Specs

From SQL Server 2012 (11.0.7001)

To SQL Server 2017 CU 1 (14.0.1000)

Windows Server 2012 R2

 

Query execution

When manually executing the queries, life was bliss.

When putting the queries needed to complete the task in a job with a few steps for automation purposes, the job completed since there was try – catch logic present.

When I checked the errors captured I was greeted with this message, which was not present when I manually ran the queries:

“CREATE INDEX failed because the following SET options have incorrect settings: ‘QUOTED_IDENTIFIER’. Verify that SET options are correct for use with indexed views and/or indexes on computed columns and/or filtered indexes and/or query notifications and/or XML data type methods and/or spatial index operations.”

 

What is the QUOTED_IDENTIFIER setting?

Setting this on means that characters enclosed in double quotes, “ “ are treated as identifiers instead of literals. The default for this is ON, and this is a general better practice.

From Microsoft docs:

“When SET QUOTED_IDENTIFIER is ON (default), all strings delimited by double quotation marks are interpreted as object identifiers…”

“When SET QUOTED_IDENTIFIER is OFF, identifiers cannot be quoted and must follow all Transact-SQL rules for identifiers. “

“SET QUOTED_IDENTIFIER must be ON when you are creating a filtered index.” https://docs.microsoft.com/en-us/sql/t-sql/statements/set-quoted-identifier-transact-sql

Since I had filtered indexes, QUOTED_IDENTIFIER needed to be ON at all times when executing the query’s.

 

Testing

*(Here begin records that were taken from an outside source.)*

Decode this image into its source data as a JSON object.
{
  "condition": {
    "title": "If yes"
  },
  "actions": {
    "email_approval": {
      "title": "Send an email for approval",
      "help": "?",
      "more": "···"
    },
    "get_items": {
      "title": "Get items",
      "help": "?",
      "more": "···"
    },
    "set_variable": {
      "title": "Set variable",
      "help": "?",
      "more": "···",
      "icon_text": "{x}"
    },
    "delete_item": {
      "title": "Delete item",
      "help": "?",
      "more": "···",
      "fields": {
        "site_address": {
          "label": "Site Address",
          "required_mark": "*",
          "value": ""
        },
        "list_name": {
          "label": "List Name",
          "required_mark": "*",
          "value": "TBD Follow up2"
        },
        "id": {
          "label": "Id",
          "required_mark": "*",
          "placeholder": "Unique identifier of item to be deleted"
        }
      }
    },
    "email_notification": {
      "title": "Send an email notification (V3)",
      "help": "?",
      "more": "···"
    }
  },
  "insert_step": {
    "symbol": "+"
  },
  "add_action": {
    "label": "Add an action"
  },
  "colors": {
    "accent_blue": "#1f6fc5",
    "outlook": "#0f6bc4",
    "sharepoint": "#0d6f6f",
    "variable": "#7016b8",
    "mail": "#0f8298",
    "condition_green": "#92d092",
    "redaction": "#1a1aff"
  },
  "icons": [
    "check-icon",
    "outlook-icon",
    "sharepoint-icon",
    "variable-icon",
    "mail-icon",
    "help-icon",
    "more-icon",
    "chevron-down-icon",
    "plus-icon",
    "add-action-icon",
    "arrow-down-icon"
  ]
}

If I execute the following statement under my account (sysadmin) on the database to be compressed

DECLARE @QUOTED_IDENTIFIER VARCHAR(3) = 'OFF';

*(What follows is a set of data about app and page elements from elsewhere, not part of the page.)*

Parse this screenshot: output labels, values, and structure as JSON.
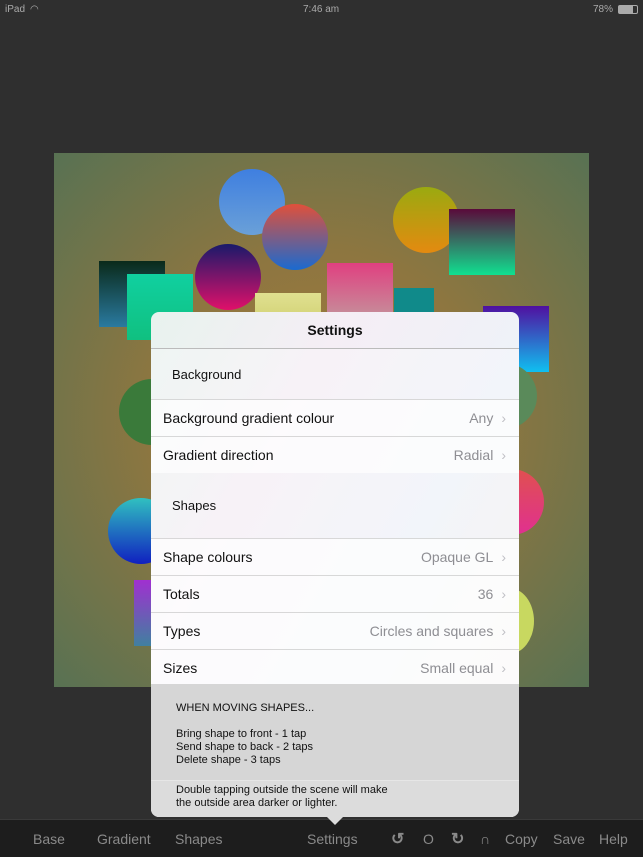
{
  "status": {
    "device": "iPad",
    "time": "7:46 am",
    "battery": "78%"
  },
  "popover": {
    "title": "Settings",
    "sections": [
      {
        "header": "Background",
        "rows": [
          {
            "label": "Background gradient colour",
            "value": "Any"
          },
          {
            "label": "Gradient direction",
            "value": "Radial"
          }
        ]
      },
      {
        "header": "Shapes",
        "rows": [
          {
            "label": "Shape colours",
            "value": "Opaque GL"
          },
          {
            "label": "Totals",
            "value": "36"
          },
          {
            "label": "Types",
            "value": "Circles and squares"
          },
          {
            "label": "Sizes",
            "value": "Small equal"
          }
        ]
      }
    ],
    "footer": {
      "heading": "WHEN MOVING SHAPES...",
      "lines": [
        "Bring shape to front - 1 tap",
        "Send shape to back - 2 taps",
        "Delete shape - 3 taps"
      ],
      "note1": "Double tapping outside the scene will make",
      "note2": "the outside area darker or lighter."
    }
  },
  "toolbar": {
    "base": "Base",
    "gradient": "Gradient",
    "shapes": "Shapes",
    "settings": "Settings",
    "undo_icon": "undo-icon",
    "reset": "O",
    "redo_icon": "redo-icon",
    "magnet": "∩",
    "copy": "Copy",
    "save": "Save",
    "help": "Help"
  }
}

IF ( (256 & @@OPTIONS) = 256 ) SET @QUOTED_IDENTIFIER = 'ON';

SELECT @QUOTED_IDENTIFIER AS QUOTED_IDENTIFIER;
QUOTED_IDENTIFIER
ON

 

When I put the query to check the quoted identifier in a job and run it, (in the user database to be compressed) this happens:

 

create table dbo.QUOTEDIDENTIFIER_CHECK(QUOTEDIDENTIFIER varchar(3)) 
DECLARE @QUOTED_IDENTIFIER VARCHAR(3) = 'OFF'; IF ( (256 & @@OPTIONS) = 256 ) 
SET @QUOTED_IDENTIFIER = 'ON'; SELECT @QUOTED_IDENTIFIER AS QUOTED_IDENTIFIER; 
insert into dbo.QUOTEDIDENTIFIER_CHECK(QUOTEDIDENTIFIER) select @QUOTED_IDENTIFIER

 


select * from dbo.QUOTEDIDENTIFIER_CHECK;


QUOTED_IDENTIFIER
OFF

 

A simple approach to resolve this was to set it to ON.

 

QUOTED_IDENTIFIER
ON

 

And that is what I did, added SET QUOTED_IDENTIFIER ON; to the executed statements.

But, I also wanted to know what causes this.

 

More testing

When tested with the job on a different server :11.0.7001.0

QUOTED_IDENTIFIER
OFF

On yet another server: 14.0.3015.40

QUOTED_IDENTIFIER
OFF

 

After playing around with the connections at server and database level, I found what caused this.

 

The Culprit

 

When checking the profiler when executing the job, I found that it gets explicitly set to off before the step execution. Under the SQLSERVERAGENT service account (also not best practice but it illustrates the point better).

Closer look:

Executed by the agent:

Seems that this is default behavior for the Agent service. For now, I have not found a better way than explicitly setting quoted identifier on .

The reason behind this behavior, is something that I am still looking for, since it is not documented in the Microsoft docs on quoted identifier.

https://docs.microsoft.com/en-us/sql/t-sql/statements/set-quoted-identifier-transact-sql